Gaming is all around us, and often we don’t even recognize a game while participating in it. Open your wallet and count the loyalty and bonus cards you are carrying and you realize that you are participating in multiple collecting games. Coupons, offers and discounts are games designed to drive people into stores. The most powerful location based game might just be Happy Hour that every day drives millions of people to the closest bar to socialize over half priced drinks.
Our life from education, work to hobbies is driven by tasks, achievements and rewards – the most basic game design dynamics. Seth Priebatsch talks about building a game layer on top of real world by using four different game dynamics that impact on our everyday lives:
- appointment dynamic: return to a specific place on set time to receive a reward (Happy Hour, coupons, Farmville)
- influence and status dynamic: work hard to earn better status or higher level (school grades, loyalty programs, World of Warcraft)

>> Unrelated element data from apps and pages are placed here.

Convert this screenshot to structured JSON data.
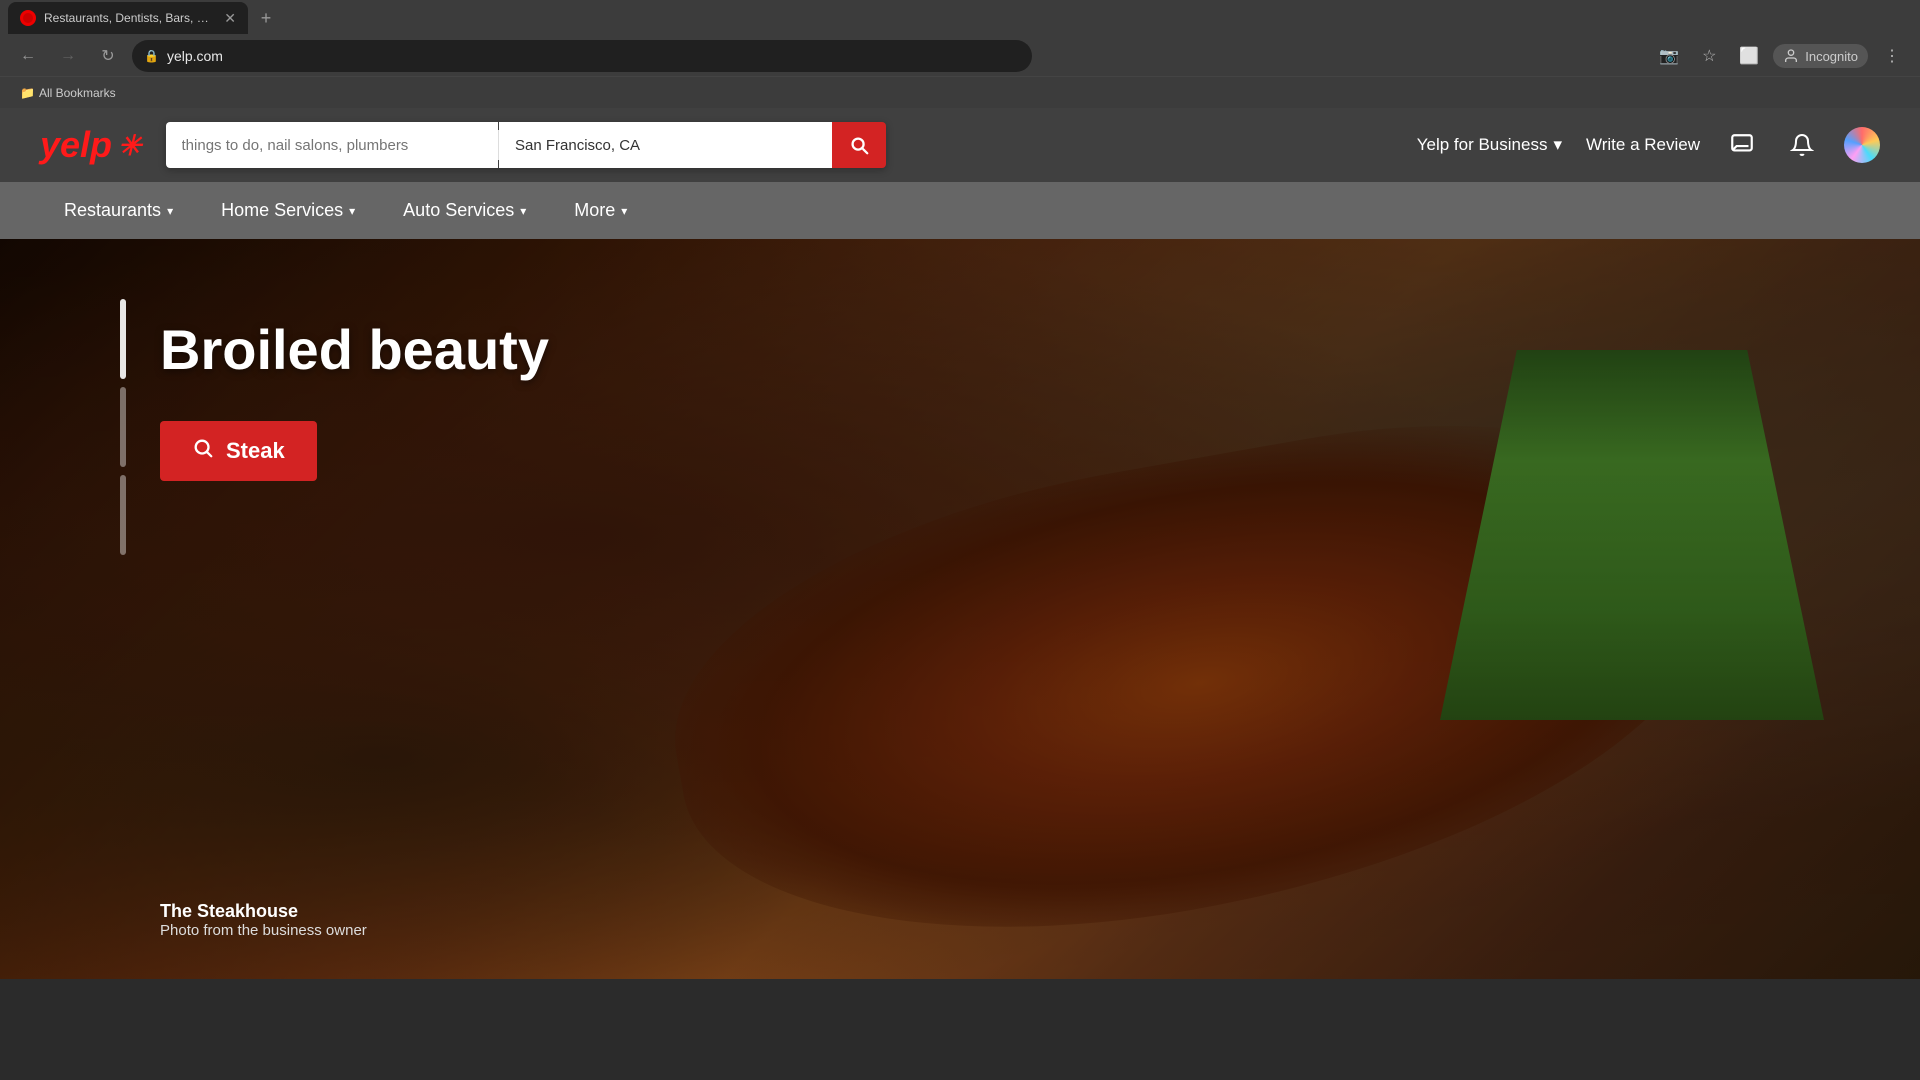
{
  "browser": {
    "url": "yelp.com",
    "tab_title": "Restaurants, Dentists, Bars, Bea...",
    "tab_new_label": "+",
    "incognito_label": "Incognito",
    "bookmarks_label": "All Bookmarks"
  },
  "header": {
    "logo": "yelp",
    "logo_burst": "✳",
    "search_what_placeholder": "things to do, nail salons, plumbers",
    "search_where_value": "San Francisco, CA",
    "yelp_for_business_label": "Yelp for Business",
    "write_review_label": "Write a Review"
  },
  "nav": {
    "items": [
      {
        "label": "Restaurants",
        "has_dropdown": true
      },
      {
        "label": "Home Services",
        "has_dropdown": true
      },
      {
        "label": "Auto Services",
        "has_dropdown": true
      },
      {
        "label": "More",
        "has_dropdown": true
      }
    ]
  },
  "hero": {
    "title": "Broiled beauty",
    "cta_label": "Steak",
    "caption_title": "The Steakhouse",
    "caption_sub": "Photo from the business owner"
  }
}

- progression dynamic: finish a hard project in simple steps and visually follow progression (Linkedin progress bar, burn tasks in SCRUM development)
- communal discovery dynamic: collective problem solving (DIGG surfaces the most liked news, Wikipedia empowers people to contribute)
Seth Priebatsch: Building the game layer on top of the world
Jane McGonigal takes the thinking even further by proposing that we are not as good in real world as in the games worlds. Real life is complex and lags opportunity to EPIC WINS and concrete rewards. In games there is always an EPIC story and something to do while real life is messy and we often have no idea what to do. Jane also proposes that gaming could help us to find a resolution for large global problems from hunger to poverty.
Jane McGonigal: Gaming can make a better world
This post is just scratching the surface of a much larger topic, but I’ll definitely get back to this when I have some new ideas and concrete examples.
Photo borrowed from Jane McGonigal’s TED talk video.